## Assignment
Please state how many lines in the records below contain the word "JSON", giving only the number.

Recorded data
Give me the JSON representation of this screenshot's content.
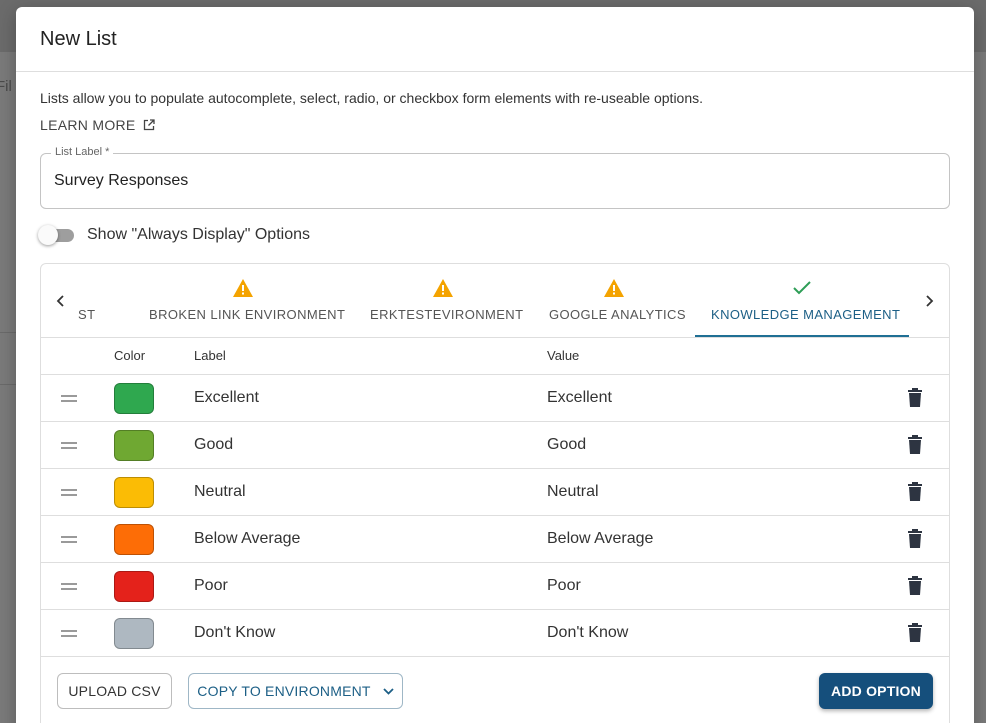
{
  "background": {
    "filter_fragment": "Fil"
  },
  "dialog": {
    "title": "New List",
    "description": "Lists allow you to populate autocomplete, select, radio, or checkbox form elements with re-useable options.",
    "learn_more": "LEARN MORE",
    "list_label_field": {
      "label": "List Label *",
      "value": "Survey Responses"
    },
    "toggle": {
      "label": "Show \"Always Display\" Options",
      "checked": false
    }
  },
  "tabs": [
    {
      "label": "ST",
      "status": "none",
      "active": false
    },
    {
      "label": "BROKEN LINK ENVIRONMENT",
      "status": "warning",
      "active": false
    },
    {
      "label": "ERKTESTEVIRONMENT",
      "status": "warning",
      "active": false
    },
    {
      "label": "GOOGLE ANALYTICS",
      "status": "warning",
      "active": false
    },
    {
      "label": "KNOWLEDGE MANAGEMENT",
      "status": "check",
      "active": true
    }
  ],
  "table": {
    "headers": {
      "color": "Color",
      "label": "Label",
      "value": "Value"
    },
    "rows": [
      {
        "color": "#2fa84f",
        "label": "Excellent",
        "value": "Excellent"
      },
      {
        "color": "#6fa832",
        "label": "Good",
        "value": "Good"
      },
      {
        "color": "#fbbc05",
        "label": "Neutral",
        "value": "Neutral"
      },
      {
        "color": "#fd6d06",
        "label": "Below Average",
        "value": "Below Average"
      },
      {
        "color": "#e4221b",
        "label": "Poor",
        "value": "Poor"
      },
      {
        "color": "#aeb8c1",
        "label": "Don't Know",
        "value": "Don't Know"
      }
    ]
  },
  "buttons": {
    "upload_csv": "UPLOAD CSV",
    "copy_to_environment": "COPY TO ENVIRONMENT",
    "add_option": "ADD OPTION"
  },
  "colors": {
    "accent": "#1c5f86",
    "primary_button": "#154f7c",
    "warning": "#f4a300",
    "success": "#2e9e57"
  }
}
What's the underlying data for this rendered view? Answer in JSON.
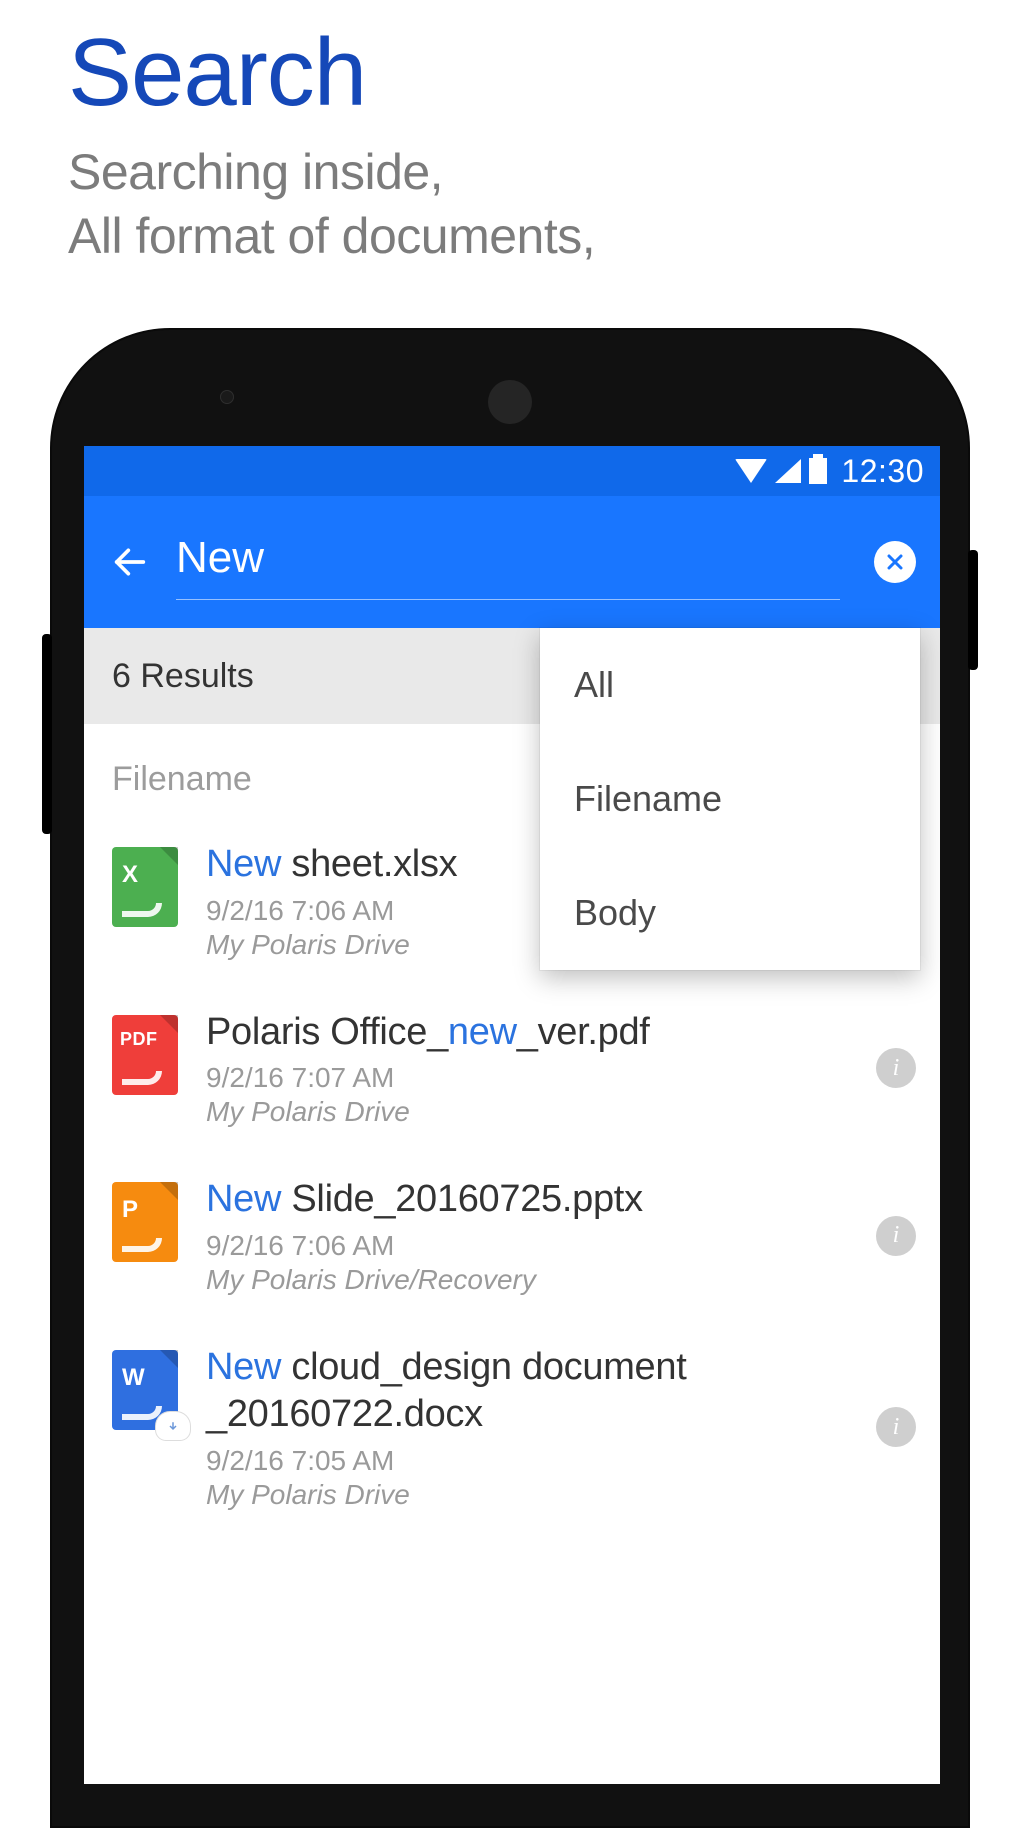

## Response to the exercise
2